*Problem:* The only acceptable output is every entry, printed exactly.

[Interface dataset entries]
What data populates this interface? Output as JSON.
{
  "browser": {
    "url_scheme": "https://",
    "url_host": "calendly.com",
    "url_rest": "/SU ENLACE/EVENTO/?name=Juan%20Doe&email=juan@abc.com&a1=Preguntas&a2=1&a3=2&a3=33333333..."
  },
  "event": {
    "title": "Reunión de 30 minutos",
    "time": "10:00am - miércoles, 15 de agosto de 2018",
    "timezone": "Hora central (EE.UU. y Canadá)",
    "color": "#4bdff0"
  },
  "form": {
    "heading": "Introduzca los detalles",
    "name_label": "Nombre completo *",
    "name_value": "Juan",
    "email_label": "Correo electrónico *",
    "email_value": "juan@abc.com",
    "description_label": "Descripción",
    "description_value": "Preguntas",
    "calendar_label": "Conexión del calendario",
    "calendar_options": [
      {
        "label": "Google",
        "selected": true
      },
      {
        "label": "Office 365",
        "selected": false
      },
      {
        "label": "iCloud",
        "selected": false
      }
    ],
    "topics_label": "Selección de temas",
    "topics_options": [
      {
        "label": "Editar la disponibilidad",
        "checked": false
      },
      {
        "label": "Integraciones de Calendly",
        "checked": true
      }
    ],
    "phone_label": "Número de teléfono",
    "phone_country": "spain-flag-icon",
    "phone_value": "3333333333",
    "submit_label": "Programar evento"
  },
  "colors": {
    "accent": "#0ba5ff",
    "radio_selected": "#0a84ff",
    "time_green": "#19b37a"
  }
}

*Exercise answer:*
What data populates this interface? Output as JSON.
{
  "browser": {
    "url_scheme": "https://",
    "url_host": "calendly.com",
    "url_rest": "/SU ENLACE/EVENTO/?name=Juan%20Doe&email=juan@abc.com&a1=Preguntas&a2=1&a3=2&a3=33333333..."
  },
  "event": {
    "title": "Reunión de 30 minutos",
    "time": "10:00am - miércoles, 15 de agosto de 2018",
    "timezone": "Hora central (EE.UU. y Canadá)",
    "color": "#4bdff0"
  },
  "form": {
    "heading": "Introduzca los detalles",
    "name_label": "Nombre completo *",
    "name_value": "Juan",
    "email_label": "Correo electrónico *",
    "email_value": "juan@abc.com",
    "description_label": "Descripción",
    "description_value": "Preguntas",
    "calendar_label": "Conexión del calendario",
    "calendar_options": [
      {
        "label": "Google",
        "selected": true
      },
      {
        "label": "Office 365",
        "selected": false
      },
      {
        "label": "iCloud",
        "selected": false
      }
    ],
    "topics_label": "Selección de temas",
    "topics_options": [
      {
        "label": "Editar la disponibilidad",
        "checked": false
      },
      {
        "label": "Integraciones de Calendly",
        "checked": true
      }
    ],
    "phone_label": "Número de teléfono",
    "phone_country": "spain-flag-icon",
    "phone_value": "3333333333",
    "submit_label": "Programar evento"
  },
  "colors": {
    "accent": "#0ba5ff",
    "radio_selected": "#0a84ff",
    "time_green": "#19b37a"
  }
}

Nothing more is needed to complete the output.